Stoke Junction Halt
On 14th May 1932, the Southern Railway (SR) opened a 1¾-mile-long single-track branch line to Allhallows-on-Sea, upon the Hoo Peninsula in North West Kent. The branch had been authorised in June 1929, construction started in August 1931 (ref: The Railway Magazine, March 1933), and it joined the 1882 Hoo Junction to Port Victoria line 9¾-miles east of the former. The point of divergence of Port Victoria and Allhallows-on-Sea routes was named "Stoke Junction", which had until that time been the location of a level crossing, gate box, crossing keeper’s cottage, and a siding on the southern side of the line.
A station by the name of "Stoke Junction Halt" came into passenger use two months later than the branch line to Allhallows-on-Sea, on 17th July 1932, at the start of the SR’s summer timetable. A single platform constructed from standard prefabricated concrete components, 120-feet-long, was erected on the northern side of the single-track line, west of the level crossing and junction, and upon this was situated a small timber waiting shelter. The SR replaced the existing gate box with a then new signal box that was equipped with tablet instruments (ref: The Railway Magazine, March 1933); a passing loop was provided beyond the junction on the Allhallows-on-Sea branch, and the existing siding — which, based on period maps, dated from the earliest years — was retained. Two trains daily in either direction were maintained to Grain Crossing Halt and Port Victoria after the opening of the Allhallows-on-Sea branch.
The section of line between Stoke Junction and Port Victoria was worked on the key token signalling system. Effective from Sunday, 2nd September 1951, this section was cut back to a then new station at Grain, opened that day and situated 400-yards east of Grain Crossing Halt, the latter of which it replaced. Between Grain station and Port Victoria, the existing single-track line was converted into a siding (ref: British Railways, Southern Operating Area, Signal Instruction No. 1, 1951). Port Victoria had officially closed to passenger traffic as and from 11th June of the same year (ref: Clinker's Register, 1980).

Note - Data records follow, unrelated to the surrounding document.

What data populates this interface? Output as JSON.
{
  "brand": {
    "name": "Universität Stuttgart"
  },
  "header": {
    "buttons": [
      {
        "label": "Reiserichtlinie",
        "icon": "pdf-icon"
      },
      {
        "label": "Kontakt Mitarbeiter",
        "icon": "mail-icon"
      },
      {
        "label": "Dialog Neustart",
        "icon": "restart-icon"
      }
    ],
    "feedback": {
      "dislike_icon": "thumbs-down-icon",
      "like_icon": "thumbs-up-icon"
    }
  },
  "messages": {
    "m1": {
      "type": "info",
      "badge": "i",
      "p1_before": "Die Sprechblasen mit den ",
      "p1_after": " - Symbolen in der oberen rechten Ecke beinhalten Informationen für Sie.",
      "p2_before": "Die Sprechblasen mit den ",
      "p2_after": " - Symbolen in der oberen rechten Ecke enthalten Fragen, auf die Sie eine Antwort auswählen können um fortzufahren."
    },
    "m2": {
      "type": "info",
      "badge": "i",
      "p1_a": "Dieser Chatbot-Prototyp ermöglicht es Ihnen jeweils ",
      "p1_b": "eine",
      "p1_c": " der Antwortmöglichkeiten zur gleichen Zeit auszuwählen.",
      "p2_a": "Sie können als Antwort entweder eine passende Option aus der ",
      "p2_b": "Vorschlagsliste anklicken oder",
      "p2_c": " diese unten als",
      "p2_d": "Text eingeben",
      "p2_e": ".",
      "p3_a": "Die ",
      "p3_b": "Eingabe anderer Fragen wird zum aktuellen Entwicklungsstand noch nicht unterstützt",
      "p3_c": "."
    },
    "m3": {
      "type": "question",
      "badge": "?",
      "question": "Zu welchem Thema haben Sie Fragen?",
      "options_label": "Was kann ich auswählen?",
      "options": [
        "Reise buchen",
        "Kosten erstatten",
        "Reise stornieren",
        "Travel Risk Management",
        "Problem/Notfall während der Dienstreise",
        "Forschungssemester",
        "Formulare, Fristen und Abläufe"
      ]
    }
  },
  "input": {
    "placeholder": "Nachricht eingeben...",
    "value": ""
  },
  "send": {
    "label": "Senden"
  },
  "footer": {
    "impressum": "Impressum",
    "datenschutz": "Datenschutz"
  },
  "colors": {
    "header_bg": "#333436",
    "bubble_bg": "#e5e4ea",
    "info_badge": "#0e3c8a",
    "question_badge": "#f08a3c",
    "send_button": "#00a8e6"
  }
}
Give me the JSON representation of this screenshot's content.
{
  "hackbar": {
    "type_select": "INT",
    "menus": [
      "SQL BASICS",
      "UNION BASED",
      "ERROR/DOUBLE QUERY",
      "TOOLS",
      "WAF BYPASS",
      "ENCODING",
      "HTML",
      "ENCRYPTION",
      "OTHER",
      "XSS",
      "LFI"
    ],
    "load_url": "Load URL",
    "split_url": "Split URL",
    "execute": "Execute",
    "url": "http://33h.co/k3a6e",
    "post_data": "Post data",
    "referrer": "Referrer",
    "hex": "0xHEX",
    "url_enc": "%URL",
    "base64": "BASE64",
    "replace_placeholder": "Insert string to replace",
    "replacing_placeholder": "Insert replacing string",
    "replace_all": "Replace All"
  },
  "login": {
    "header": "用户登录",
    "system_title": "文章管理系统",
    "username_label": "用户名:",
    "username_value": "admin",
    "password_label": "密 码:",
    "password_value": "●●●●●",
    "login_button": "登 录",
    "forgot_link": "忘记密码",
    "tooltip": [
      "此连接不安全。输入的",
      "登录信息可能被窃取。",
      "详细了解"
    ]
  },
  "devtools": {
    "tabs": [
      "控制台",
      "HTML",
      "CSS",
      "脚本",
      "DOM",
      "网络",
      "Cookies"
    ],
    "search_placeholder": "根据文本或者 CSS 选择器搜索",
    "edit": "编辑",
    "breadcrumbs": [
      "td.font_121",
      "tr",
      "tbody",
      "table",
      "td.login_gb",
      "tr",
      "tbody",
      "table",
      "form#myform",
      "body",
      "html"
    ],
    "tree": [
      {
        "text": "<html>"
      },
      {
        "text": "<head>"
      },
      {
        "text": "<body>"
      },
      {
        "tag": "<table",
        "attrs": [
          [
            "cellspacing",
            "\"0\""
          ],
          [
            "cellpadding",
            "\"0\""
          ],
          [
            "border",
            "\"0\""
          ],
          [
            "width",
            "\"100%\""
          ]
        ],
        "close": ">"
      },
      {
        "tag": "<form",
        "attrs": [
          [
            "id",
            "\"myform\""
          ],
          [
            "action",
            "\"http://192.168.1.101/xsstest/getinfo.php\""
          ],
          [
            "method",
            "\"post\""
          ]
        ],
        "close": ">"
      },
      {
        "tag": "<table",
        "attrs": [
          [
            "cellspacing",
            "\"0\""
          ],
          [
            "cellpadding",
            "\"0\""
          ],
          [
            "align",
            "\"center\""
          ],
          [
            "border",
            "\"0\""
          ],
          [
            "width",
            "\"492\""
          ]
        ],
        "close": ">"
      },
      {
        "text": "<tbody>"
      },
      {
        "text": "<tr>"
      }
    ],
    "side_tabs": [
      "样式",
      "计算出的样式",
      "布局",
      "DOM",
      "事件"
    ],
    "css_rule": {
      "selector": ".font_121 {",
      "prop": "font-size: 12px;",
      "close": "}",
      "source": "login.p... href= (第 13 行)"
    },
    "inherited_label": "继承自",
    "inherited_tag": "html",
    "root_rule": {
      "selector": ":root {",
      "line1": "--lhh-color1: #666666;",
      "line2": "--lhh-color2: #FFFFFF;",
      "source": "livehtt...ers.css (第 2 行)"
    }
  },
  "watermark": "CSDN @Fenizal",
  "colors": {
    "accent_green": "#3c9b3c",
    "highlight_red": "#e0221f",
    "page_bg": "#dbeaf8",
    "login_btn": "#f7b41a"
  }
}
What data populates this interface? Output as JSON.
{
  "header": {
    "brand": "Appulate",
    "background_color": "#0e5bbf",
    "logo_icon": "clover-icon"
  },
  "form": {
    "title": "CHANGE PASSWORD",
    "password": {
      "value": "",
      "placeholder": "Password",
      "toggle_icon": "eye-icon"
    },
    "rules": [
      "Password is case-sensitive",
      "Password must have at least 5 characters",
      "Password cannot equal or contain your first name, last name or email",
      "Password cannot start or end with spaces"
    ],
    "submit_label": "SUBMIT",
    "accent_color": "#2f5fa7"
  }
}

By May 1960, the local press was reporting on proposals by the Transport Commission to withdraw passenger services between Gravesend (Central), Allhallows-on-Sea, and Grain. In November of the following year, formal adverts were placed by British Railways’ Southern Region in local newspapers, stating that the last passenger trains between those stations would run on 3rd December 1961. Closure to passengers was effective from the following day, and ten passenger stations went out of use: Grain, Allhallows-On-Sea, Stoke Junction Halt, Middle Stoke Halt, Beluncle Halt, Sharnal Street, High Halstow Halt, Cliffe, Uralite Halt, and Denton Halt. The last of those stations named had the distinction of being located upon the electrified North Kent Line and only being served by steam-hauled trains.
The Signalling Record Society’s Signal Box Register (Volume 4, Southern Railway Register Section A14: Hoo Junction to Port Victoria) indicates that the signal box at the former Stoke Junction closed on 4th December 1966. The same source suggests that this was the original cabin from 1882 although, as earlier mentioned, The Railway Magazine of March 1933 indicates that the SR provided a new signal box in 1932. The level crossing was eventually bypassed by the road after completion of a bridge over the railway in 2011.
20th November 1961
An eastward view has Stoke Siding, which dated from the line’s earliest years, in the right foreground, flanked on one side by stacks of coal and equipped with a loading gauge. The signal box can just be glimpsed emerging from behind the van in the background. To the left of the van can just be seen the gates of Stoke Level Crossing, beyond which is the junction between Allhallows-on-Sea and Grain branches. Continuing in the left background is the roof of the crossing keeper’s cottage and, finally, the prefabricated concrete platform of Stoke Junction Halt. Unlike the other halts along the branch from Hoo Junction that were rebuilt wholly in prefabrication concrete, Stoke Junction retained a timber waiting shelter for its entire career.
© David Glasspool Collection